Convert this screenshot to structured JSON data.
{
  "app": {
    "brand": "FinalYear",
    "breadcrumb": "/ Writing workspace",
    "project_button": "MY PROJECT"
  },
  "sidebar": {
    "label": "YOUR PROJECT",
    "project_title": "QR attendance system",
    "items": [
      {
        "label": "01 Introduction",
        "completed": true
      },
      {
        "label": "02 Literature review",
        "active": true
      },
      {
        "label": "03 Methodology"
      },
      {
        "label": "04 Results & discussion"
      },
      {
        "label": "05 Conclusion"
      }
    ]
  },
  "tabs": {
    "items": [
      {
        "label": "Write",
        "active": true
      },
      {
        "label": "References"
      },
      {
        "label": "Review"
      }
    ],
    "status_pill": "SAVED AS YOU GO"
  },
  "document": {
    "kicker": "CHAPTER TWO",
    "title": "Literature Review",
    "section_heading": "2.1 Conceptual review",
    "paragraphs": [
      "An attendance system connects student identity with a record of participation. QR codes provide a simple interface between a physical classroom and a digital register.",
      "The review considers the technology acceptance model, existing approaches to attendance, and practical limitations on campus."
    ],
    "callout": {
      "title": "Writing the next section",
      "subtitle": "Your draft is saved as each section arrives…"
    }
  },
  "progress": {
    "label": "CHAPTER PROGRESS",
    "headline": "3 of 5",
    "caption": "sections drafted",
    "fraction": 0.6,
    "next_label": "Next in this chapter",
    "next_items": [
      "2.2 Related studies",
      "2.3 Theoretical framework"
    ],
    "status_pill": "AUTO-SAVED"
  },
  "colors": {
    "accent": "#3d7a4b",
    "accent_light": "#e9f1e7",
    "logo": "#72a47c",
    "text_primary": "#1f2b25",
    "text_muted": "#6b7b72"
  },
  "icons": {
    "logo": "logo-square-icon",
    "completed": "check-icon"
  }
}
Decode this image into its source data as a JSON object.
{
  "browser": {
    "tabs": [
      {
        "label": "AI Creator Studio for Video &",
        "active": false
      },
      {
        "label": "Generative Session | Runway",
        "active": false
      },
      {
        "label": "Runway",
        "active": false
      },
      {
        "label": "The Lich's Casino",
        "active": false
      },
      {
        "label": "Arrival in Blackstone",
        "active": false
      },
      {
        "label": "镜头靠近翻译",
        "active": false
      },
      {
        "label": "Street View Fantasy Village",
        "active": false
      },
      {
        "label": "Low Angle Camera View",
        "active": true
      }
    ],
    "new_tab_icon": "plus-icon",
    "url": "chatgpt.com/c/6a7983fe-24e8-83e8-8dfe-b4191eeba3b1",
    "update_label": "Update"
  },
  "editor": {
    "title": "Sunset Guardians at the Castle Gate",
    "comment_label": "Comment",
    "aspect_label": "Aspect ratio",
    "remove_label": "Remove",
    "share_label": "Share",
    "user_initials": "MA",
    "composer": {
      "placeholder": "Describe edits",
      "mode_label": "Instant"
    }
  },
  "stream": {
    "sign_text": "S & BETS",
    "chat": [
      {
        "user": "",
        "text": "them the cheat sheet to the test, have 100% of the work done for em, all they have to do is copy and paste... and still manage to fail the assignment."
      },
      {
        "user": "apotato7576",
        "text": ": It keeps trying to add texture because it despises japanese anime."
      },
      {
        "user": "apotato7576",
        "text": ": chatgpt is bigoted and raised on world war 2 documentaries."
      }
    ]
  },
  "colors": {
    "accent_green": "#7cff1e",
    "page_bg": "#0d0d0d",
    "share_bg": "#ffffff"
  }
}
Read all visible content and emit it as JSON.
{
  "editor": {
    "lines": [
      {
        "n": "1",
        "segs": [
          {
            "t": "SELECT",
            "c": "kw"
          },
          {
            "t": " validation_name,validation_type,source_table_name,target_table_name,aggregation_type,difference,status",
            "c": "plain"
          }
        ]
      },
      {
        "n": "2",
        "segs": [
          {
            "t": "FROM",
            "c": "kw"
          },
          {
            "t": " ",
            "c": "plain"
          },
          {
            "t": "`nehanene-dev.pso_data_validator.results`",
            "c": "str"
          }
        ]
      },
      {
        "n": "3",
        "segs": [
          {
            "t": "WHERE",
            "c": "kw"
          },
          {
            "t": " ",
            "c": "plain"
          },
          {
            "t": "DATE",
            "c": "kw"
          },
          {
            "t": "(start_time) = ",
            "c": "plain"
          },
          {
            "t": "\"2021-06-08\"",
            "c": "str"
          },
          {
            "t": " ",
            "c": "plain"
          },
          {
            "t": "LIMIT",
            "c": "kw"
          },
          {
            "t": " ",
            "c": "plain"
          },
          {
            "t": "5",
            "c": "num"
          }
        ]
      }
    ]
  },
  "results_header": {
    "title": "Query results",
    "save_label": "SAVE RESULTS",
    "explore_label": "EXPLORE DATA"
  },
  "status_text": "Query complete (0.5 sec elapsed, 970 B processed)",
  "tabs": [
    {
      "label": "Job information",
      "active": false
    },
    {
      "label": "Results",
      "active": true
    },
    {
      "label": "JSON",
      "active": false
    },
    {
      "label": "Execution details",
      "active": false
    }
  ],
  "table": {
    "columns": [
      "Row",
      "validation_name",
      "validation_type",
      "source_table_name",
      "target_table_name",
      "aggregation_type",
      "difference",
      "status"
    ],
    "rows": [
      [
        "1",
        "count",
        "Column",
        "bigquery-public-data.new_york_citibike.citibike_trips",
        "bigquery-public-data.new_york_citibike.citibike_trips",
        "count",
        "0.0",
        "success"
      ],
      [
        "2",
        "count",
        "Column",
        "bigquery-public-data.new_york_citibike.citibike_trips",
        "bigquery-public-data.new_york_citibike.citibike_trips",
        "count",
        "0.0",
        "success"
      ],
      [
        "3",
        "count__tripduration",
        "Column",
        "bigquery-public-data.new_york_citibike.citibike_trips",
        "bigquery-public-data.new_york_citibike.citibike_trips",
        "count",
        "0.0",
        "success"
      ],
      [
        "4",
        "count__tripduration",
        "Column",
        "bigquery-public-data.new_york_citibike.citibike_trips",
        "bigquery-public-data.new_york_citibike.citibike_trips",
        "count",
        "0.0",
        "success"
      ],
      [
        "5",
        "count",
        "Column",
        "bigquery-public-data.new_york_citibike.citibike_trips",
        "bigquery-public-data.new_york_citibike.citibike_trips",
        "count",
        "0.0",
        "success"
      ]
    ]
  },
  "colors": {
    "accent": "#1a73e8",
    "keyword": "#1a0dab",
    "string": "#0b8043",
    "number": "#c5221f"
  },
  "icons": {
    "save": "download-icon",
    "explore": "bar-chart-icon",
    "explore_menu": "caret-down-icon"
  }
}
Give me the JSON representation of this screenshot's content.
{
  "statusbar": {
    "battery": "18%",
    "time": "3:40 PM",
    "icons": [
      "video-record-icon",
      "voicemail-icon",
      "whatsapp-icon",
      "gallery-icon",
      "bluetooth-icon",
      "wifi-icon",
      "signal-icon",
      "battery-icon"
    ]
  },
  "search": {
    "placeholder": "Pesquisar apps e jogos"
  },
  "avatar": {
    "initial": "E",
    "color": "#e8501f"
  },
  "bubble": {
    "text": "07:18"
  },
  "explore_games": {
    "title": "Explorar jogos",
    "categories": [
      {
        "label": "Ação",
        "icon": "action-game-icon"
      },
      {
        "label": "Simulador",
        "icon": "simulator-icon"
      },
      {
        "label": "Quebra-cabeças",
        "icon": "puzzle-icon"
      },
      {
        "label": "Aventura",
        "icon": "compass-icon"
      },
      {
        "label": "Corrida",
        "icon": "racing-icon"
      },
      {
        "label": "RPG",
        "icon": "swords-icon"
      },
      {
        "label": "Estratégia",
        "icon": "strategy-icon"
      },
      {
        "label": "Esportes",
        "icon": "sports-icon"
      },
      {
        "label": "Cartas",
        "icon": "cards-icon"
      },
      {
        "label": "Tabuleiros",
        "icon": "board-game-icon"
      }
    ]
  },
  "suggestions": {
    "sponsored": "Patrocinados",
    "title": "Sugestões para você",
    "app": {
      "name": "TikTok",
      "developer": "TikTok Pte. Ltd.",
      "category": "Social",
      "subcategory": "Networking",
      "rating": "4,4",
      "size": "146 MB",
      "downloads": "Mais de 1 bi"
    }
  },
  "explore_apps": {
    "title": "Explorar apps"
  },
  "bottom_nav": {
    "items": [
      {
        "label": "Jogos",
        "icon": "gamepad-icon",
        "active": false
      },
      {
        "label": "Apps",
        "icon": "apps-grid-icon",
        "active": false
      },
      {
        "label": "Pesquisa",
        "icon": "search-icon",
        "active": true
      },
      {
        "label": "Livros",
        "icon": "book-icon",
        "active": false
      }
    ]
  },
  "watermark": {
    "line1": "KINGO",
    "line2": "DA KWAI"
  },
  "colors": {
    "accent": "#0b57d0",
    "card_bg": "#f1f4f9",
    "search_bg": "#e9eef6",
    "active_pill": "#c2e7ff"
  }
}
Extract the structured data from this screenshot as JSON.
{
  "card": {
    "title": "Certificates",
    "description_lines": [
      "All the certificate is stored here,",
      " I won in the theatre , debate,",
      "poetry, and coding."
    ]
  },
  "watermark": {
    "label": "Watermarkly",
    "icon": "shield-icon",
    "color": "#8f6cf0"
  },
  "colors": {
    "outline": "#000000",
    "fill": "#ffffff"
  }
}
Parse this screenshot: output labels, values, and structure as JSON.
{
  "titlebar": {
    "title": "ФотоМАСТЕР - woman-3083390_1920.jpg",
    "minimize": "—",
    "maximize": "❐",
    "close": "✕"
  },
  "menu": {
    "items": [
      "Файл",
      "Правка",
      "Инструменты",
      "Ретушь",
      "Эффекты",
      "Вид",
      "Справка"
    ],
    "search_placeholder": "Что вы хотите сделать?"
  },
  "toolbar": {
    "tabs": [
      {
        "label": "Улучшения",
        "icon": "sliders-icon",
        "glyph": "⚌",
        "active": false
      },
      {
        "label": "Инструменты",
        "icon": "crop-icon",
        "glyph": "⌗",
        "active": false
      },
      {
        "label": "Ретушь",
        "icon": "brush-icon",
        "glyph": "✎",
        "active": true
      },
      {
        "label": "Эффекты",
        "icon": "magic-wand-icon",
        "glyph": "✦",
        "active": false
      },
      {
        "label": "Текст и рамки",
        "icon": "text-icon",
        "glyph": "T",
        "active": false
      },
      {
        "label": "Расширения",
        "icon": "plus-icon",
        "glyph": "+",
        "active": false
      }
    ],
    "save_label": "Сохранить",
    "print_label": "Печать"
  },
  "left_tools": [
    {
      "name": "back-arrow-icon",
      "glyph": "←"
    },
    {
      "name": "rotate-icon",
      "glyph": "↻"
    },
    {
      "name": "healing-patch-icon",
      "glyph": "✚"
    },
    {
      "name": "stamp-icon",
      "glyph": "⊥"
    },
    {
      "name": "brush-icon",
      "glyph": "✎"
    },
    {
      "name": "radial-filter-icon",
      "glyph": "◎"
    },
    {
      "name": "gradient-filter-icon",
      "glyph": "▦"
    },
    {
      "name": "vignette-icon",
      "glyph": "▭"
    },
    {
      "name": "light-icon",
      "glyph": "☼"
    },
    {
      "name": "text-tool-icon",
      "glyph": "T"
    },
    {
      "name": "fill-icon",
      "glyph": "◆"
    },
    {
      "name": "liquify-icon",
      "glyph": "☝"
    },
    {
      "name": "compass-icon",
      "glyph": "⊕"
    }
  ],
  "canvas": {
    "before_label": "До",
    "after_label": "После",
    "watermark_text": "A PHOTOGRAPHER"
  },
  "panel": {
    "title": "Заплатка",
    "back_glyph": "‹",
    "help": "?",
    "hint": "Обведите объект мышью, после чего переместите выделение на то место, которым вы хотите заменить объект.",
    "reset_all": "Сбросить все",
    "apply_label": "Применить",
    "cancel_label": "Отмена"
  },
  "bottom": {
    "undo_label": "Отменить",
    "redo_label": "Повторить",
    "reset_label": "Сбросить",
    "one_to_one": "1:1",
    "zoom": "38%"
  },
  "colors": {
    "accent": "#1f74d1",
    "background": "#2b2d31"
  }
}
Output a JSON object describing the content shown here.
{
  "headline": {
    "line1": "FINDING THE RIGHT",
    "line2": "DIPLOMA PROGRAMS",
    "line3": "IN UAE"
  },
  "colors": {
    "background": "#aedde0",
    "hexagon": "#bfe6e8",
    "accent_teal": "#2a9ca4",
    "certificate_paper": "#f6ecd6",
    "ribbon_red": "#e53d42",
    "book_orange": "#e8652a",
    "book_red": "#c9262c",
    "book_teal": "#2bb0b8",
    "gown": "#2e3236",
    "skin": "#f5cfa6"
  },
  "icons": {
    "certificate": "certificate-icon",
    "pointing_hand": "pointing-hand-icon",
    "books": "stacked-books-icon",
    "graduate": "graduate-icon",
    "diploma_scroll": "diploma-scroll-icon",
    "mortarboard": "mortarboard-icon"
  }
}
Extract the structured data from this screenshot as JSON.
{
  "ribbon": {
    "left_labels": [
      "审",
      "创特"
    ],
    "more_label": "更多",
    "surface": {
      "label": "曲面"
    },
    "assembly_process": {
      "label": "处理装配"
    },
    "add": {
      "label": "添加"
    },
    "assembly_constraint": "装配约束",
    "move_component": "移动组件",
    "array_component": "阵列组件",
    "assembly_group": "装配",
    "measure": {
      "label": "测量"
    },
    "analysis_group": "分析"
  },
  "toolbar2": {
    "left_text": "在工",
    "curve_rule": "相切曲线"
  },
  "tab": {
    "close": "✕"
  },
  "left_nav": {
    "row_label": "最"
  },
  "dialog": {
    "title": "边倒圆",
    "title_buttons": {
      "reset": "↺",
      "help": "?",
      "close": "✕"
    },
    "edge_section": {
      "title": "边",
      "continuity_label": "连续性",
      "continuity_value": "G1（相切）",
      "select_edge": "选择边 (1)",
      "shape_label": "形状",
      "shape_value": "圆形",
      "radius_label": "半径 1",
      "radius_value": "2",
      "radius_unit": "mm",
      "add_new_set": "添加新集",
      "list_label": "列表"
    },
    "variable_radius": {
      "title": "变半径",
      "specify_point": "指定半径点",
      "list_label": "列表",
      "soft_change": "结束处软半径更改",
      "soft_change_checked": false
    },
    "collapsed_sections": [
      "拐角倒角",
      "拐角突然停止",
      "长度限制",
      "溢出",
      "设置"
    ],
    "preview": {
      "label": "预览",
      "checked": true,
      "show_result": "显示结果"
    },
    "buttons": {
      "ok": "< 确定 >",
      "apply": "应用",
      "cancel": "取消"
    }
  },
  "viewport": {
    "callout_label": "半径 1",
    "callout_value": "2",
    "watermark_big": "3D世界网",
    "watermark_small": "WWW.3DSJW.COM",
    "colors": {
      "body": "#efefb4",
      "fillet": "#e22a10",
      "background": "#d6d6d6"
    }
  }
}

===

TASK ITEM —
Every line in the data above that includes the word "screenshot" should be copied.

RESPONSE —
Convert this screenshot to structured JSON data.
Give me the JSON representation of this screenshot's content.
Extract the structured data from this screenshot as JSON.
Parse this screenshot: output labels, values, and structure as JSON.
Extract the structured data from this screenshot as JSON.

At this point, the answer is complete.